5.3.1 Thermal Analysis of a Multi-Layered Interconnect Structure

As an example a complex interconnect structures is depicted in Figure 5.18. This particular structure consists of a typical Cu material system with a Ta/TaN coating as presented in Section 2.3, where two Cu lines are connected through a bridge line. These interconnect lines are connected to the each other through Cu vias. The whole structure is embedded in an idealized low-$ \kappa$ material with $ {{\varepsilon_{\mathrm{r}}}}=3.0$ .

Figure 5.18: A bridge between two interconnect lines is biased with a voltage pulse.

This structure is biased with a voltage pulse of 0.5 mV and at the bottom of the structure, where an idealized heat sink is attached which stabilizes the temperature of the bottom layer to 350 K. At the other thermal boundaries, homogeneous NEUMANN conditions are applied. The simulation has been carried out using STAP [39]. This tool performs an electro-thermal simulation with temperature-dependent material models for the heat capacitance as well as for the electrical and the thermal conductivities.

Due to the applied bias, the temperature elevates due to self-heating. The resulting temperature distribution in the interconnect lines is shown in Figure 5.19 for 6.6 $ \mu$ s and 95.4 $ \mu$ s, respectively. As expected, the highest power loss density is located at the bottom of the via structure, which can be seen as the hottest spot in the structure shown in Figure 5.19. Here, the internal temperature distribution of the entire interconnect structure is shown in Figure 5.20. It shows the isothermal surfaces in all materials. The high thermal gradient between the lower Cu lines and the heat sink can be clearly seen by the high density of the isothermal surfaces. At the opposite side -- at the top -- the heat is accumulated and the structure heats up because there is no appropriate thermal path to a heat sink. The maximum temperature is found at the bottom of each via (cf. Figure 5.19). From this location the heat dissipates rather quickly in all directions because the Cu lines provide a good heat conduction path compared to the surrounding low-$ \kappa$ material.

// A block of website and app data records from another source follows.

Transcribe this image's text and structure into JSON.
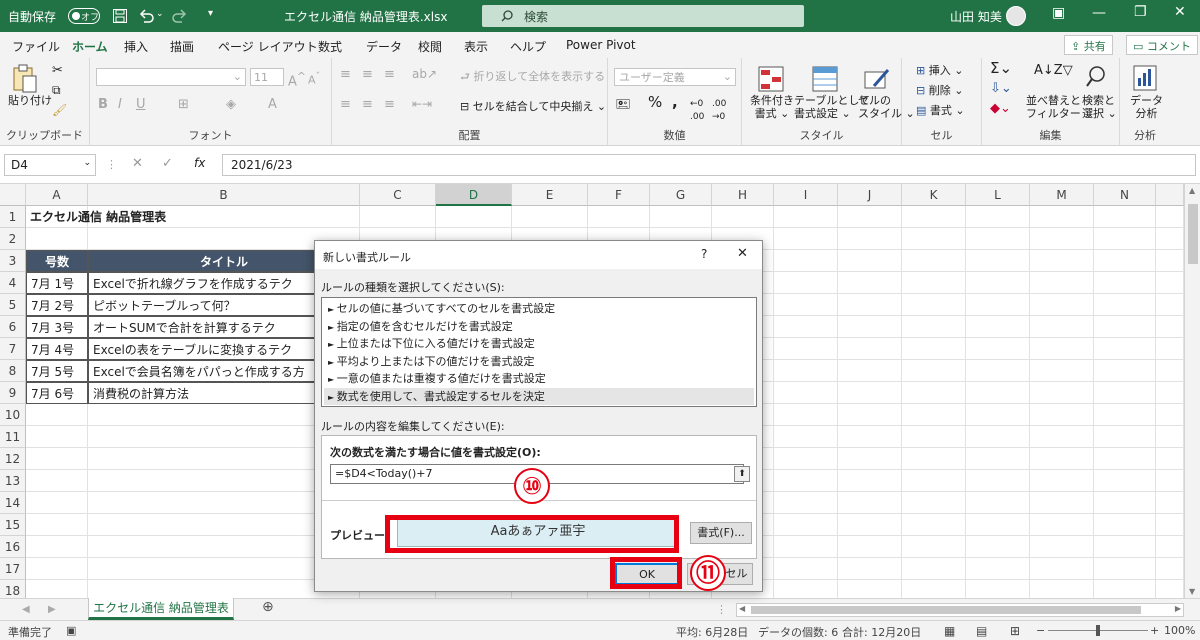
{
  "titlebar": {
    "autosave": "自動保存",
    "autosave_state": "オフ",
    "filename": "エクセル通信 納品管理表.xlsx",
    "search": "検索",
    "user": "山田 知美"
  },
  "tabs": [
    "ファイル",
    "ホーム",
    "挿入",
    "描画",
    "ページ レイアウト",
    "数式",
    "データ",
    "校閲",
    "表示",
    "ヘルプ",
    "Power Pivot"
  ],
  "active_tab": "ホーム",
  "share_label": "共有",
  "comment_label": "コメント",
  "ribbon": {
    "paste": "貼り付け",
    "clipboard": "クリップボード",
    "font": "フォント",
    "font_size": "11",
    "wrap": "折り返して全体を表示する",
    "merge": "セルを結合して中央揃え",
    "alignment": "配置",
    "number_format": "ユーザー定義",
    "number": "数値",
    "cond_format": [
      "条件付き",
      "書式"
    ],
    "table_format": [
      "テーブルとして",
      "書式設定"
    ],
    "cell_style": [
      "セルの",
      "スタイル"
    ],
    "styles": "スタイル",
    "insert": "挿入",
    "delete": "削除",
    "format": "書式",
    "cells": "セル",
    "sort": [
      "並べ替えと",
      "フィルター"
    ],
    "find": [
      "検索と",
      "選択"
    ],
    "editing": "編集",
    "analyze": [
      "データ",
      "分析"
    ],
    "analysis": "分析"
  },
  "formula": {
    "namebox": "D4",
    "fx": "fx",
    "value": "2021/6/23"
  },
  "columns": [
    "A",
    "B",
    "C",
    "D",
    "E",
    "F",
    "G",
    "H",
    "I",
    "J",
    "K",
    "L",
    "M",
    "N"
  ],
  "selected_column": "D",
  "rows": [
    "1",
    "2",
    "3",
    "4",
    "5",
    "6",
    "7",
    "8",
    "9",
    "10",
    "11",
    "12",
    "13",
    "14",
    "15",
    "16",
    "17",
    "18"
  ],
  "sheet": {
    "title": "エクセル通信 納品管理表",
    "headers": [
      "号数",
      "タイトル"
    ],
    "data": [
      [
        "7月 1号",
        "Excelで折れ線グラフを作成するテク"
      ],
      [
        "7月 2号",
        "ピボットテーブルって何？"
      ],
      [
        "7月 3号",
        "オートSUMで合計を計算するテク"
      ],
      [
        "7月 4号",
        "Excelの表をテーブルに変換するテク"
      ],
      [
        "7月 5号",
        "Excelで会員名簿をパパっと作成する方"
      ],
      [
        "7月 6号",
        "消費税の計算方法"
      ]
    ]
  },
  "sheet_tab": "エクセル通信 納品管理表",
  "status": {
    "ready": "準備完了",
    "average": "平均: 6月28日",
    "count": "データの個数: 6",
    "sum": "合計: 12月20日",
    "zoom": "100%"
  },
  "dialog": {
    "title": "新しい書式ルール",
    "help": "?",
    "close": "✕",
    "rule_type_label": "ルールの種類を選択してください(S):",
    "rule_types": [
      "セルの値に基づいてすべてのセルを書式設定",
      "指定の値を含むセルだけを書式設定",
      "上位または下位に入る値だけを書式設定",
      "平均より上または下の値だけを書式設定",
      "一意の値または重複する値だけを書式設定",
      "数式を使用して、書式設定するセルを決定"
    ],
    "edit_label": "ルールの内容を編集してください(E):",
    "formula_label": "次の数式を満たす場合に値を書式設定(O):",
    "formula_value": "=$D4<Today()+7",
    "preview_label": "プレビュー:",
    "preview_text": "Aaあぁアァ亜宇",
    "format_button": "書式(F)...",
    "ok_button": "OK",
    "cancel_button": "キャンセル"
  },
  "annotations": [
    "⑩",
    "⑪"
  ],
  "colors": {
    "excel_green": "#217346",
    "header_fill": "#44546a",
    "highlight_red": "#e60012",
    "preview_fill": "#dbeef4"
  }
}
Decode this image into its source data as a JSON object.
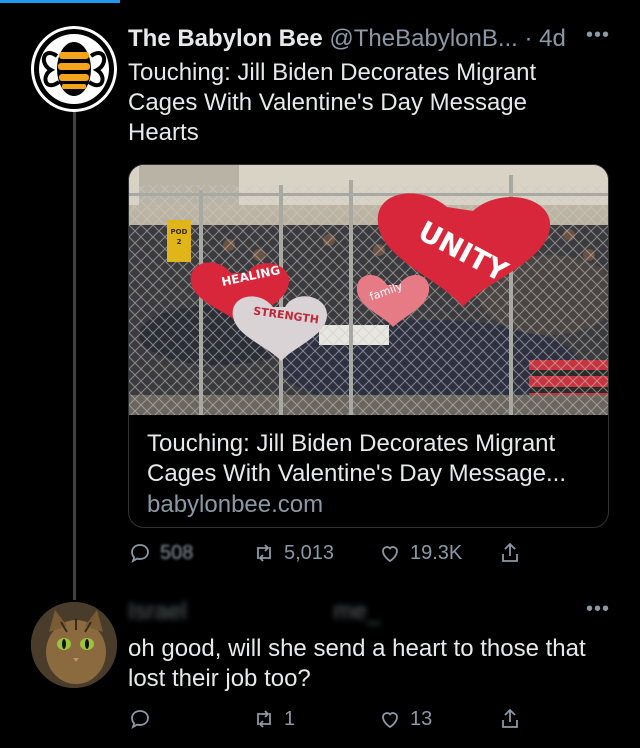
{
  "tweet": {
    "display_name": "The Babylon Bee",
    "handle_time": "@TheBabylonB... · 4d",
    "text": "Touching: Jill Biden Decorates Migrant Cages With Valentine's Day Message Hearts",
    "card": {
      "title": "Touching: Jill Biden Decorates Migrant Cages With Valentine's Day Message...",
      "domain": "babylonbee.com",
      "hearts": [
        "HEALING",
        "STRENGTH",
        "UNITY",
        "family"
      ],
      "sign": "POD 2"
    },
    "actions": {
      "replies": "508",
      "retweets": "5,013",
      "likes": "19.3K"
    }
  },
  "reply": {
    "display_name": "Israel",
    "handle_fragment": "me_",
    "text": "oh good, will she send a heart to those that lost their job too?",
    "actions": {
      "replies": "",
      "retweets": "1",
      "likes": "13"
    }
  },
  "icons": {
    "reply": "reply-icon",
    "retweet": "retweet-icon",
    "like": "like-icon",
    "share": "share-icon",
    "more": "more-icon"
  },
  "colors": {
    "background": "#000000",
    "text": "#e7e9ea",
    "muted": "#8b98a5",
    "accent": "#1d9bf0",
    "heart_red": "#d8263a"
  }
}
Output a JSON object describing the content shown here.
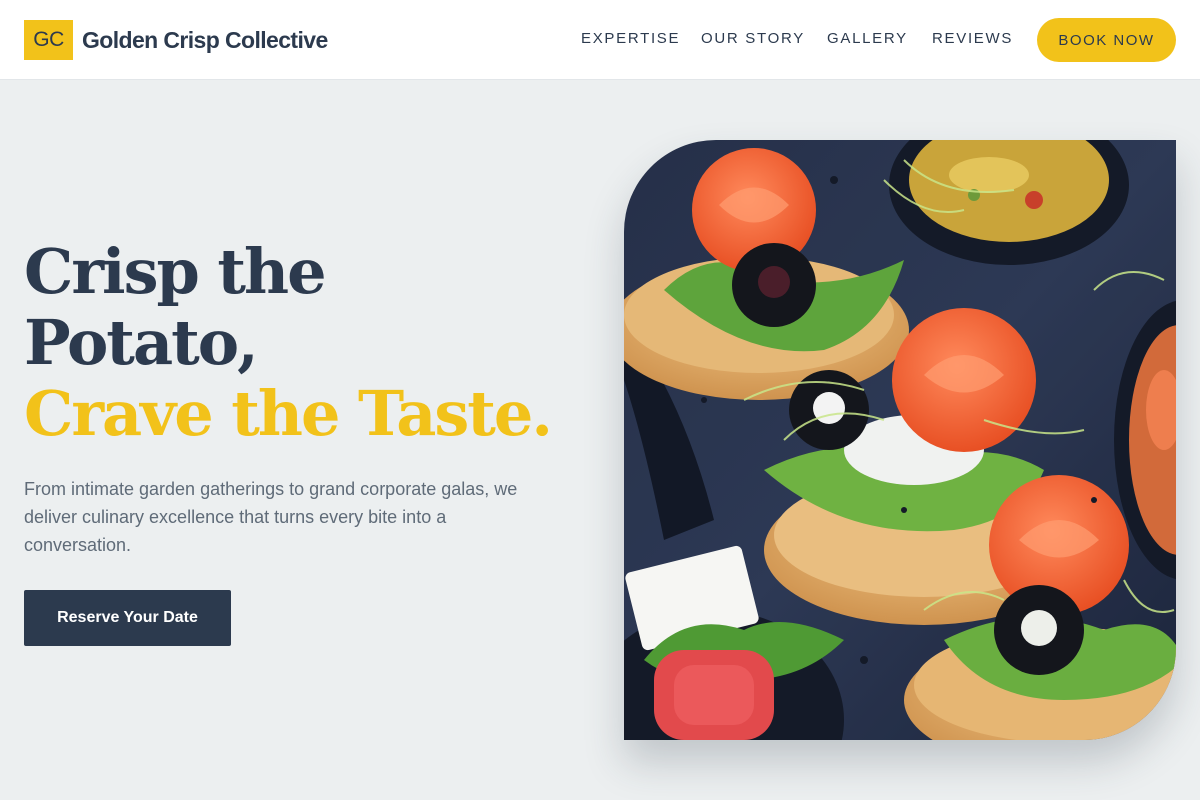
{
  "brand": {
    "logo_text": "GC",
    "name": "Golden Crisp Collective"
  },
  "nav": {
    "links": [
      "EXPERTISE",
      "OUR STORY",
      "GALLERY",
      "REVIEWS"
    ],
    "cta_label": "BOOK NOW"
  },
  "hero": {
    "title_line1": "Crisp the",
    "title_line2": "Potato,",
    "title_accent": "Crave the Taste.",
    "description": "From intimate garden gatherings to grand corporate galas, we deliver culinary excellence that turns every bite into a conversation.",
    "cta_label": "Reserve Your Date",
    "image_label": "canape-platter-photo"
  },
  "colors": {
    "accent": "#F2C21A",
    "navy": "#2C3A4E",
    "background": "#ECEFF0",
    "muted_text": "#5F6B78"
  }
}
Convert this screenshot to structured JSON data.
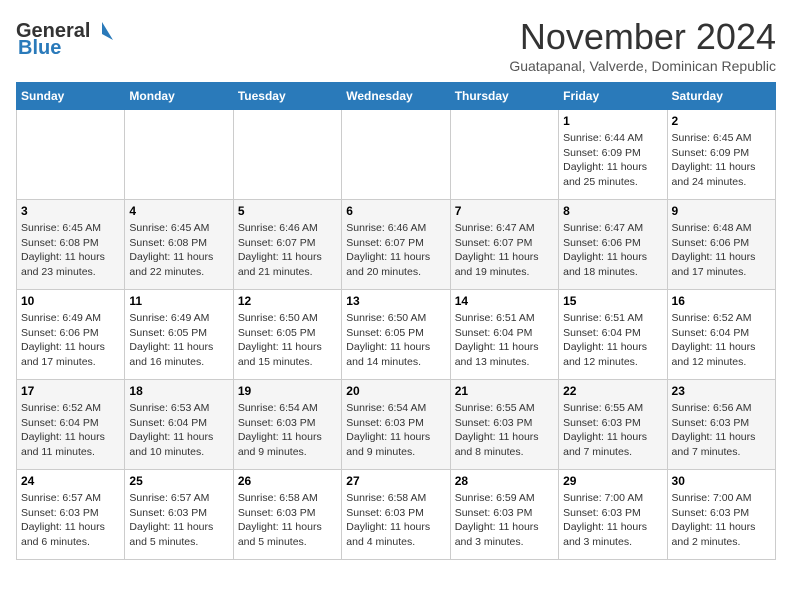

Figure 5.19: Temperature distribution in a multi-layered interconnect structure at two different points in time showing the global warming in the upper bar that connects the two lower interconnect lines.

The material models for thermal investigation of complex interconnect structures are often simplified to reduce the computational effort that is necessary to obtain results with in reasonable time. However, if a rigorous transient thermal analysis is required, the difference between simplified models and temperature-dependent models can be significant.

The current examples structure (cf. Figure 5.18) has been investigated once with temperature-independent and then with temperature-dependent material models. The observed difference is depicted in Figure 5.21. While the power loss density is constant for temperature-independent materials, the material properties such as the electrical and the thermal conductivity of temperature-dependent materials changes. In return, this fact affects the power loss density (heat source) and consequently also the temperature. After a certain time, the system reaches a stationary state and the temperature is saturated. However, the value for the stationary temperature is in general different for these types of electro-thermal investigations. For this particular example, the simulation with deactivated thermal material models overestimates the stationary temperature by approximately 5.5 K (cf. Figure 5.21). It should be noted that the transient temperature evolution has a completely different shape due to the dynamic heating behavior of the interconnect stack.

Figure 5.20: Temperature distribution [K] in the entire interconnect structure depicted by isothermal surfaces at 95.4 $ \mu$s. The maximum temperature is found at the bottom of each via which is indicated by the isothermal surfaces with the highest temperature and by Figure 5.19.
Figure 5.21: The evolution of the maximum temperature in the entire interconnect structure is depicted for activated and deactivated thermal material models.

Stefan Holzer 2007-11-19